Review #1: The Amorous Prawn
Publication: Shoreham Herald
Publication Data: December 21 issue – page 2
Reviewer: Harry Patterson
Text Header: “This Prawn is certain mirth”
WHATEVER agonies the world is heaping on your shoulders the Wick Theatre’s production of Anthony Kimmins’ The Amorous Prawn is virtually guaranteed to bring a smile to the unhappiest face. Yes, it was well worth taking a trip to the Barn Theatre Southwick at the week-end to see this play.
The setting is Major General Sir Hamilton Fitzadam’s quarters in a small army station in Scotland and he has to go to America for his last service job before retirement.
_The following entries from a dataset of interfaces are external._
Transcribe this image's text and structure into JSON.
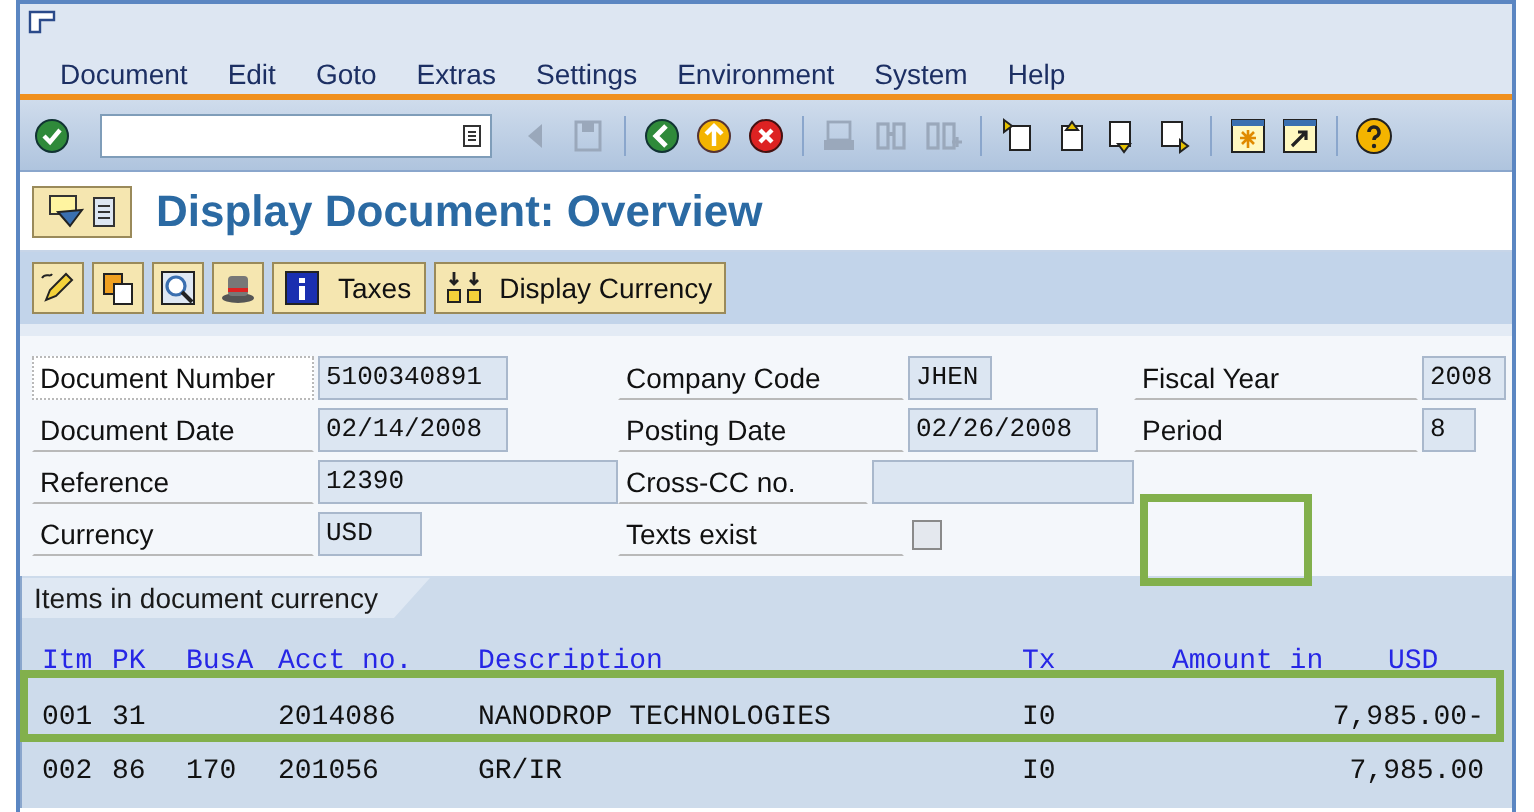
{
  "menu": [
    "Document",
    "Edit",
    "Goto",
    "Extras",
    "Settings",
    "Environment",
    "System",
    "Help"
  ],
  "title": "Display Document: Overview",
  "app_toolbar": [
    {
      "kind": "icon"
    },
    {
      "kind": "icon"
    },
    {
      "kind": "icon"
    },
    {
      "kind": "icon"
    },
    {
      "kind": "labeled",
      "label": "Taxes"
    },
    {
      "kind": "labeled",
      "label": "Display Currency"
    }
  ],
  "header_fields": [
    [
      {
        "label": "Document Number",
        "value": "5100340891",
        "kind": "text",
        "focused": true
      },
      {
        "label": "Document Date",
        "value": "02/14/2008",
        "kind": "text",
        "focused": false
      },
      {
        "label": "Reference",
        "value": "12390",
        "kind": "text",
        "focused": false
      },
      {
        "label": "Currency",
        "value": "USD",
        "kind": "text",
        "focused": false
      }
    ],
    [
      {
        "label": "Company Code",
        "value": "JHEN",
        "kind": "text",
        "focused": false
      },
      {
        "label": "Posting Date",
        "value": "02/26/2008",
        "kind": "text",
        "focused": false
      },
      {
        "label": "Cross-CC no.",
        "kind": "text",
        "focused": false
      },
      {
        "label": "Texts exist",
        "kind": "checkbox",
        "checked": false,
        "focused": false
      }
    ],
    [
      {
        "label": "Fiscal Year",
        "value": "2008",
        "kind": "text",
        "focused": false
      },
      {
        "label": "Period",
        "value": "8",
        "kind": "text",
        "focused": false
      }
    ]
  ],
  "items": {
    "tab": "Items in document currency",
    "columns": [
      "Itm",
      "PK",
      "BusA",
      "Acct no.",
      "Description",
      "Tx",
      "Amount in",
      "USD"
    ],
    "rows": [
      {
        "cells": [
          "001",
          "31",
          "",
          "2014086",
          "NANODROP TECHNOLOGIES",
          "I0",
          "7,985.00-"
        ]
      },
      {
        "cells": [
          "002",
          "86",
          "170",
          "201056",
          "GR/IR",
          "I0",
          "7,985.00"
        ]
      }
    ]
  }
}
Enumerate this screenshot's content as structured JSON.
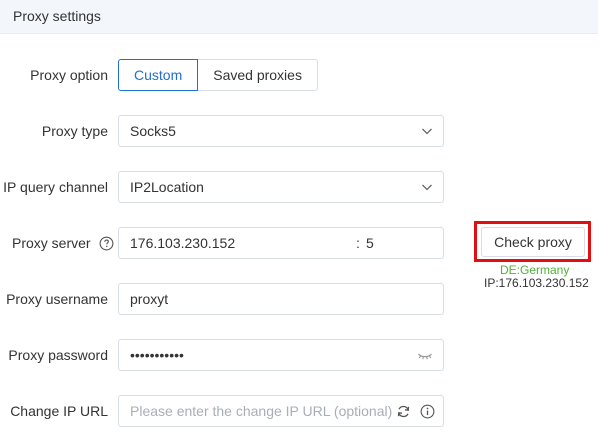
{
  "header": {
    "title": "Proxy settings"
  },
  "form": {
    "proxy_option": {
      "label": "Proxy option",
      "options": [
        "Custom",
        "Saved proxies"
      ],
      "selected": "Custom"
    },
    "proxy_type": {
      "label": "Proxy type",
      "value": "Socks5"
    },
    "ip_query_channel": {
      "label": "IP query channel",
      "value": "IP2Location"
    },
    "proxy_server": {
      "label": "Proxy server",
      "host": "176.103.230.152",
      "separator": ":",
      "port": "5"
    },
    "proxy_username": {
      "label": "Proxy username",
      "value": "proxyt"
    },
    "proxy_password": {
      "label": "Proxy password",
      "value": "•••••••••••"
    },
    "change_ip_url": {
      "label": "Change IP URL",
      "placeholder": "Please enter the change IP URL (optional)"
    }
  },
  "check": {
    "button_label": "Check proxy",
    "result_location": "DE:Germany",
    "result_ip": "IP:176.103.230.152"
  },
  "colors": {
    "accent": "#1f6fd1",
    "highlight": "#e01010",
    "success": "#52b13a",
    "header_bg": "#f3f6fb"
  }
}
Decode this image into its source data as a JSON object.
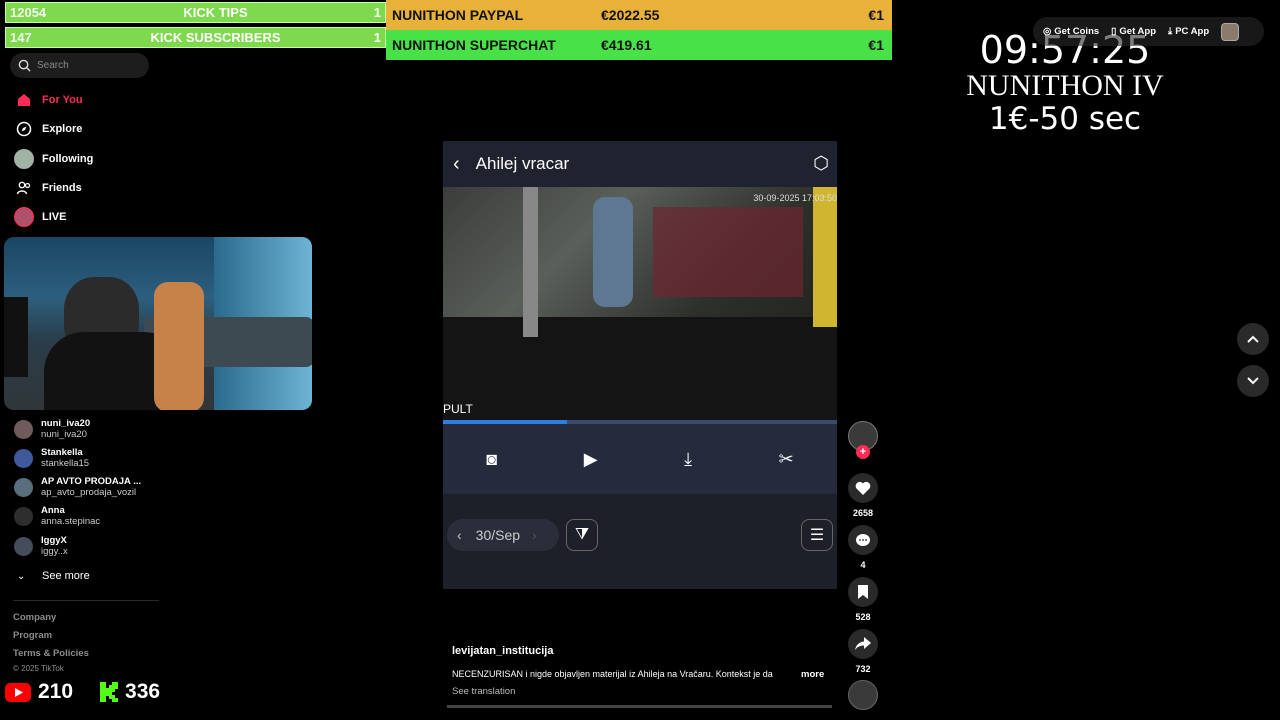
{
  "overlay": {
    "kick_tips": {
      "num": "12054",
      "label": "KICK TIPS",
      "count": "1"
    },
    "kick_subs": {
      "num": "147",
      "label": "KICK SUBSCRIBERS",
      "count": "1"
    },
    "paypal": {
      "label": "NUNITHON PAYPAL",
      "amount": "€2022.55",
      "step": "€1"
    },
    "superchat": {
      "label": "NUNITHON SUPERCHAT",
      "amount": "€419.61",
      "step": "€1"
    },
    "timer": "09:57:25",
    "event_title": "NUNITHON IV",
    "rate": "1€-50 sec",
    "youtube_count": "210",
    "kick_count": "336",
    "colors": {
      "paypal_bg": "#e8b23a",
      "superchat_bg": "#49e148",
      "kick_bar": "#7fd94f",
      "accent": "#fe2c55"
    }
  },
  "topbar": {
    "get_coins": "Get Coins",
    "get_app": "Get App",
    "pc_app": "PC App"
  },
  "sidebar": {
    "search_placeholder": "Search",
    "nav": [
      {
        "label": "For You",
        "icon": "home-icon"
      },
      {
        "label": "Explore",
        "icon": "compass-icon"
      },
      {
        "label": "Following",
        "icon": "avatar"
      },
      {
        "label": "Friends",
        "icon": "friends-icon"
      },
      {
        "label": "LIVE",
        "icon": "avatar"
      }
    ],
    "following": [
      {
        "name": "nuni_iva20",
        "handle": "nuni_iva20"
      },
      {
        "name": "Stankella",
        "handle": "stankella15"
      },
      {
        "name": "AP AVTO PRODAJA ...",
        "handle": "ap_avto_prodaja_vozil"
      },
      {
        "name": "Anna",
        "handle": "anna.stepinac"
      },
      {
        "name": "IggyX",
        "handle": "iggy..x"
      }
    ],
    "see_more": "See more",
    "footer": [
      "Company",
      "Program",
      "Terms & Policies"
    ],
    "copyright": "© 2025 TikTok"
  },
  "video": {
    "app_title": "Ahilej vracar",
    "cctv_timestamp": "30-09-2025 17:03:50",
    "cctv_label": "PULT",
    "date_filter": "30/Sep",
    "author": "levijatan_institucija",
    "caption": "NECENZURISAN i nigde objavljen materijal iz Ahileja na Vračaru. Kontekst je da",
    "more": "more",
    "see_translation": "See translation",
    "progress": 0.0
  },
  "actions": {
    "likes": "2658",
    "comments": "4",
    "saves": "528",
    "shares": "732"
  }
}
He and his wife superbly played by Jean Porter, have set their hearts on a house in Dorset, but they need more money and once the general is out of the way Lady Fitzadam commandeers his personal staff and turns his quarters into a salmon fishing, gourmet attracting guest-house. Two Americans Sam Goulansky [Alan Upton] and Larry Hoffman [David Creedon] take up residence and are more than willing to throw their money around.
For once the American accents are maintained really well and enhance rather than detract from the performance. Apart from Lady Fitzadam having to fight off the attentions of Larry, everything goes well. The house in Dorset is becoming a reality as the five members of staff are making money hand over fist. But then the first problem: the general arrives back early and even worse the Prawn [Jack Bingham] arrives and things really start a’popping.
Barrie Bowen, as the corporal, handles the switch from army to hotel brilliantly as do Monica Joyce [Biddy], Valerie Burt [Suzie] and Bill Mack [Albert], special mention for Ray Hopper who turns the cook Willie into a delightful character. Keith Denyer as the general makes a fine traditional army officer.
The characters in the play may have had their problems but this excellent production made the audience forget theirs.
Review #2: The Amorous Prawn
Publication: Brighton & Hove Gazette
Publication Data: Unknown
Reviewer: Walter Hix
Text Header: “Fun time at the general’s place”
The Amorous Prawn, currently presented by the Wick Theatre Company at the Barn Theatre, Southwick, is a pleasing comedy of strange happenings at the official residence of the GOC, North-western District in the general’s absence on an official mission. Turning Glenmally House into a guesthouse with service personnel a staff is an idea which becomes complicated when the general returns and, worse, one of the guests turns out to be a Person of Importance. Deviser of the pan is Lady Fitzadam, wife of Sir Hamish Fitzadam, KBE, CB, DSO, who is played with considerable verve and personality by Jean Porter. Very military and 40 years in the Army is the major-general, played by Keith Denyer. In charge of staff is Corporal Sydney Green, who is transformed into maitre d’hotel Mr Green. Barrie Bowen fits both aspects of his rôle perfectly from the authentic Regular corporal to the pseudo-cultivated tones of the hotel manger.
His “staff” consists of the rather thick Private Higgins, addicted to beer [Bill Mack], the slightly flashy sex symbol, Private Suzie Tidmarsh [Valerie Burt], the simple little Private Biddy O’Hara [Monica Joyce] and the rather precious dedicated cook Private Willie Maltravers [Raymond Hopper]. These work excellently as a team and it is no criticism of the other to say that Raymond Hopper has the edge on them for sheer neatness and detail of his characterisation.
The two American guests, Larry Hoffman and Sam Goulansky, are excellently cast in David Creedon and Alan Upton and the Very Important Prawn is played by Jack Bingham.
Audrey Laye’s production keeps the whole thing moving speedily from fun to fun.